This approach could be compared to chipping away at a stone, as it may take time and effort but ultimately can lead to a more refined and just outcome.

By giving judges more flexibility in determining sentences based on an offender’s unique circumstances and needs, we can move towards a fairer and more effective criminal justice system overall.

What Role Do Victim Impact Statements Play In Indeterminate Sentencing Decisions?

Victim representation and judicial discretion play a significant role in indeterminate sentencing decisions.

Victim impact statements provide an opportunity for the victim to express their feelings and opinions, which can influence the judge’s decision on the sentence.

However, the use of such statements raises concerns about bias and subjectivity, as victims may have personal biases that could affect the outcome of the case.

Judicial discretion also plays a crucial role in determining the appropriate sentence based on various factors such as the nature of the crime, criminal history, and other circumstances surrounding the offense.

While some argue that indeterminate sentencing provides more flexibility in tailoring sentences to individual cases, others believe it leads to inconsistencies in punishment.


In conclusion, indeterminate sentencing has both its advantages and disadvantages.
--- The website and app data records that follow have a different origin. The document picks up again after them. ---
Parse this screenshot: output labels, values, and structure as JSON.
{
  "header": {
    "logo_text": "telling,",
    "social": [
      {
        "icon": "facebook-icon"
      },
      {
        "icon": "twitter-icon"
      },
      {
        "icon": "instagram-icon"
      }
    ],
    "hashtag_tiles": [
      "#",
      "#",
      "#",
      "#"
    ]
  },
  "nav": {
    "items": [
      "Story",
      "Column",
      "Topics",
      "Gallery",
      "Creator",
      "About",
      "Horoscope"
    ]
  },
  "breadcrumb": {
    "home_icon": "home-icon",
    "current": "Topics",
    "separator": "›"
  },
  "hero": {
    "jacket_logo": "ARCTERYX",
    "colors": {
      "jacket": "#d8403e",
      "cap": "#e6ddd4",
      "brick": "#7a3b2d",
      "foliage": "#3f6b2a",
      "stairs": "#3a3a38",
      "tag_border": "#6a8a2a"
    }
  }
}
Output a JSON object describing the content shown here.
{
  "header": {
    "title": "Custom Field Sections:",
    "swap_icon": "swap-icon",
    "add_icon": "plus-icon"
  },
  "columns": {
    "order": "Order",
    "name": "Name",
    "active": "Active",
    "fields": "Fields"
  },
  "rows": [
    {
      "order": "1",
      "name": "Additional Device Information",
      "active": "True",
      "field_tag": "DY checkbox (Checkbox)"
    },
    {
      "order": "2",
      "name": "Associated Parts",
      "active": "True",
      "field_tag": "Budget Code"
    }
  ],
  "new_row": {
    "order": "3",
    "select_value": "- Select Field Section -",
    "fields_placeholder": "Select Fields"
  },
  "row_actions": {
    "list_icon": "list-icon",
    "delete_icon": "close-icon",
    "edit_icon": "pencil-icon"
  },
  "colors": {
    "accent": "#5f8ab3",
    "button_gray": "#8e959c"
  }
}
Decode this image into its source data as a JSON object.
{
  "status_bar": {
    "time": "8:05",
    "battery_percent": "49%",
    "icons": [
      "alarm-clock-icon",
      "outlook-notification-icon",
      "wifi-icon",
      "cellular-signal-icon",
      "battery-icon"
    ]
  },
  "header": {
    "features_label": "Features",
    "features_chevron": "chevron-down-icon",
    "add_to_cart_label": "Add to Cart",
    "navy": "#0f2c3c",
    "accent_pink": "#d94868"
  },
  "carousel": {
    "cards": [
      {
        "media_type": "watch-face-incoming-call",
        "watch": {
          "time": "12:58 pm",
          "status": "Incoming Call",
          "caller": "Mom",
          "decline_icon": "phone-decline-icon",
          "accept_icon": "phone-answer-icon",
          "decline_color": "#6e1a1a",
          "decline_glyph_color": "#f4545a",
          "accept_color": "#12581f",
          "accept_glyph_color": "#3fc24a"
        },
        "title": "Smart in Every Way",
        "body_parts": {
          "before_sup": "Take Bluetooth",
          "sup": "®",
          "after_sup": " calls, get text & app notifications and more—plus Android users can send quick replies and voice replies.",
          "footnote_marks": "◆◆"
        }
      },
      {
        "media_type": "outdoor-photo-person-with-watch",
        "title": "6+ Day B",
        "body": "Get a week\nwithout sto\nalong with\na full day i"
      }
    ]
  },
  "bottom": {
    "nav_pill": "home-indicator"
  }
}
While it allows for tailored sentences that take into account individual circumstances and the potential for rehabilitation, it also creates inconsistencies in punishment and can lead to overcrowding in prisons.

Despite these drawbacks, there are ways to address them through changes to the indeterminate sentencing system such as implementing clear guidelines for judges to follow when making decisions and investing more resources into alternative forms of punishment such as community service or probation.

Ultimately, the goal should be to find a balance between individualized justice and consistency in sentencing while prioritizing offender rehabilitation and victim impact statements.